Alienation from the political mainstream today is resulting in strong support for far-Left parties and candidates among youth in various high-income countries. In France’s presidential election of 2017, the former Trotskyite Jean-Luc Mélenchon won the under-24 vote, beating the more youthful Emmanuel Macron by almost two to one among that age group. In the United Kingdom, the Labour Party under the neo-Marxist Jeremy Corbyn in 2018 won more than 60 percent of the under-40 vote, while the Conservatives got just 23 percent. He won the youth vote similarly in 2020, even amidst a crushing electoral defeat. In Germany, the Green Party enjoys wide support among the young.
A movement toward hard-Left politics, particularly among the young, is also apparent in the United States, which historically has not been fertile ground for Marxism.
In the 2016 primaries, the openly socialist Bernie Sanders easily outpolled Hillary Clinton and Donald Trump combined among under-30 voters. He also did very well among young people and Latinos in the early 2020 primaries, even as other elements of the Democratic Party rejected him decisively. Support for socialism, long anathema in America, has gained currency in the new generation. A poll conducted by the Communism Memorial Foundation in 2016 found that 44 percent of American Millennials favored socialism while 14 percent chose fascism or Communism. By 2024, Millennials will be the country’s biggest voting bloc by far.
The core doctrines of Marxism are providing inspiration for labor unrest in China today, particularly among the younger generation of migrants to the cities. Activists often find themselves prosecuted for threatening “the social order.” Communist officials have been put in the awkward position of cracking down on Marxist study groups at universities, whose working-class advocacy conflicts with the policies of the nominally socialist government.
Democratic capitalist societies need to offer the prospect of a brighter future for the majority. Without this belief, more demands for a populist strongman or a radical redistribution of wealth seem inevitable. A form of “oligarchic socialism,” with subsidies or stipends for working people, might stave off destitution while allowing the wealthiest to maintain their dominance. But the issue boils down to whether people—not just those with elite credentials and skills—actually matter in a technological age.

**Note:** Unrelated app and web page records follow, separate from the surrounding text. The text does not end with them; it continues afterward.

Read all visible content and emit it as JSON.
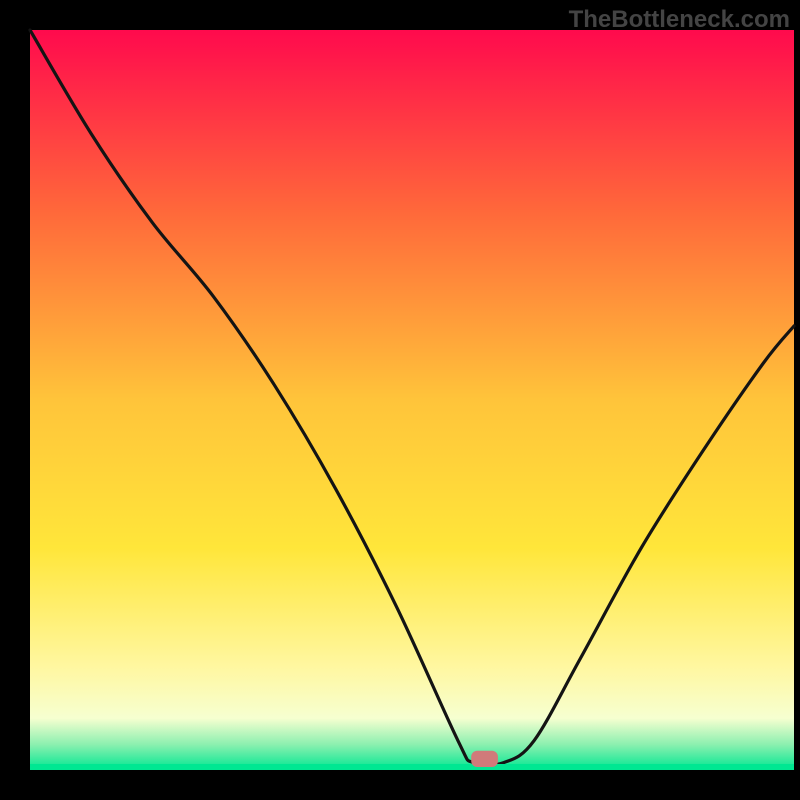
{
  "watermark": "TheBottleneck.com",
  "chart_data": {
    "type": "line",
    "title": "",
    "xlabel": "",
    "ylabel": "",
    "xlim": [
      0,
      100
    ],
    "ylim": [
      0,
      100
    ],
    "legend": null,
    "annotations": [],
    "gradient_bands": [
      {
        "stop": 0.0,
        "color": "#ff0a4d"
      },
      {
        "stop": 0.25,
        "color": "#ff6a3a"
      },
      {
        "stop": 0.5,
        "color": "#ffc43a"
      },
      {
        "stop": 0.7,
        "color": "#ffe63a"
      },
      {
        "stop": 0.86,
        "color": "#fff7a0"
      },
      {
        "stop": 0.93,
        "color": "#f6ffd0"
      },
      {
        "stop": 0.965,
        "color": "#8ef0b0"
      },
      {
        "stop": 1.0,
        "color": "#00e792"
      }
    ],
    "series": [
      {
        "name": "bottleneck-curve",
        "x": [
          0,
          8,
          16,
          24,
          32,
          40,
          48,
          56,
          58,
          62,
          66,
          72,
          80,
          88,
          96,
          100
        ],
        "y": [
          100,
          86,
          74,
          64,
          52,
          38,
          22,
          4,
          1,
          1,
          4,
          15,
          30,
          43,
          55,
          60
        ]
      }
    ],
    "marker": {
      "name": "optimal-marker",
      "x": 59.5,
      "y": 1.5,
      "color": "#d07a7a",
      "width": 3.5,
      "height": 2.2
    },
    "baseline_color": "#00e792",
    "frame_color": "#000000",
    "curve_color": "#141414"
  }
}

Wendell Berry, the Kentucky-based poet and novelist, observed that the “great question” hovering over society is “what are people for?” By putting an “absolute premium on labor-saving measures,” we may be creating more dependence on the state while undermining the dignity of those who want to do useful work.
The future of the working class should concern us all. If too many lack any hope of improving their condition, we could face dangerous upheaval in the near future.